TASK REQUIREMENTS =
Retype the whole listing, please, keeping every line exact and dropping the pictures.

● ● ● ● ●

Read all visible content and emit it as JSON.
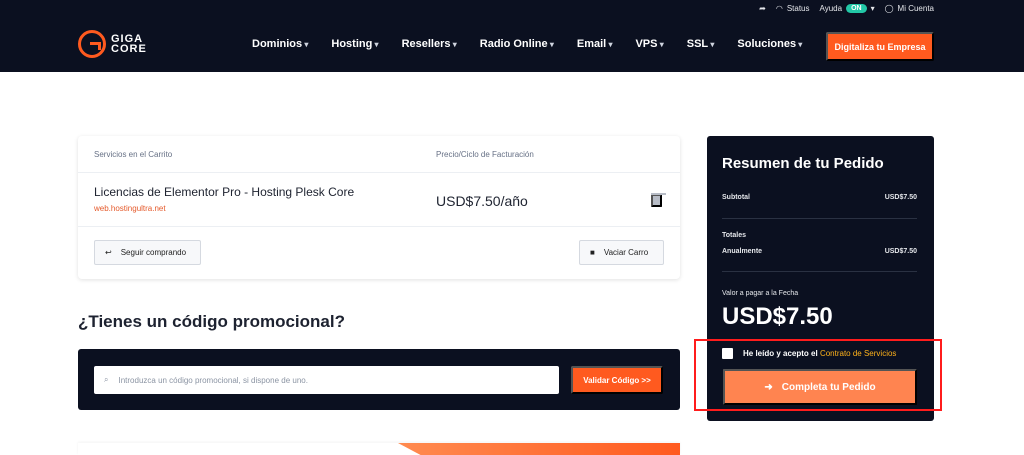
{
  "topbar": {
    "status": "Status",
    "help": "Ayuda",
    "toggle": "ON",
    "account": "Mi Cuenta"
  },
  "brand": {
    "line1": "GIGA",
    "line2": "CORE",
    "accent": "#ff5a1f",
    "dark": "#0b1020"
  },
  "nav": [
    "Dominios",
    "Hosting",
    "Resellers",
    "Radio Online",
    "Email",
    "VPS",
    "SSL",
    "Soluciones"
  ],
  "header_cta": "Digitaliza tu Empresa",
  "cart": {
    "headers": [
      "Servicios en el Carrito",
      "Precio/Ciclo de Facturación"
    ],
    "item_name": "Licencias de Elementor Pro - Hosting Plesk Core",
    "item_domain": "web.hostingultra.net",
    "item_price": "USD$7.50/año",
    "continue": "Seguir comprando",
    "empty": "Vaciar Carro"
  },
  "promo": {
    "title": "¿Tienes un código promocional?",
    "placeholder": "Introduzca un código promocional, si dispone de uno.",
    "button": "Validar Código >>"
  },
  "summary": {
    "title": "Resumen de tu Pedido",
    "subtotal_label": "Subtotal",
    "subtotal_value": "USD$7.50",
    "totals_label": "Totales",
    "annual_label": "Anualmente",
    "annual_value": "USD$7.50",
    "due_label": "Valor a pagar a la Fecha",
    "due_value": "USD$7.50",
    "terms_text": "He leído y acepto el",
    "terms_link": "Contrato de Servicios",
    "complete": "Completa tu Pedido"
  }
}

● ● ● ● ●

RESULT BELOW =
Read all visible content and emit it as JSON.
{
  "topbar": {
    "status": "Status",
    "help": "Ayuda",
    "toggle": "ON",
    "account": "Mi Cuenta"
  },
  "brand": {
    "line1": "GIGA",
    "line2": "CORE",
    "accent": "#ff5a1f",
    "dark": "#0b1020"
  },
  "nav": [
    "Dominios",
    "Hosting",
    "Resellers",
    "Radio Online",
    "Email",
    "VPS",
    "SSL",
    "Soluciones"
  ],
  "header_cta": "Digitaliza tu Empresa",
  "cart": {
    "headers": [
      "Servicios en el Carrito",
      "Precio/Ciclo de Facturación"
    ],
    "item_name": "Licencias de Elementor Pro - Hosting Plesk Core",
    "item_domain": "web.hostingultra.net",
    "item_price": "USD$7.50/año",
    "continue": "Seguir comprando",
    "empty": "Vaciar Carro"
  },
  "promo": {
    "title": "¿Tienes un código promocional?",
    "placeholder": "Introduzca un código promocional, si dispone de uno.",
    "button": "Validar Código >>"
  },
  "summary": {
    "title": "Resumen de tu Pedido",
    "subtotal_label": "Subtotal",
    "subtotal_value": "USD$7.50",
    "totals_label": "Totales",
    "annual_label": "Anualmente",
    "annual_value": "USD$7.50",
    "due_label": "Valor a pagar a la Fecha",
    "due_value": "USD$7.50",
    "terms_text": "He leído y acepto el",
    "terms_link": "Contrato de Servicios",
    "complete": "Completa tu Pedido"
  }
}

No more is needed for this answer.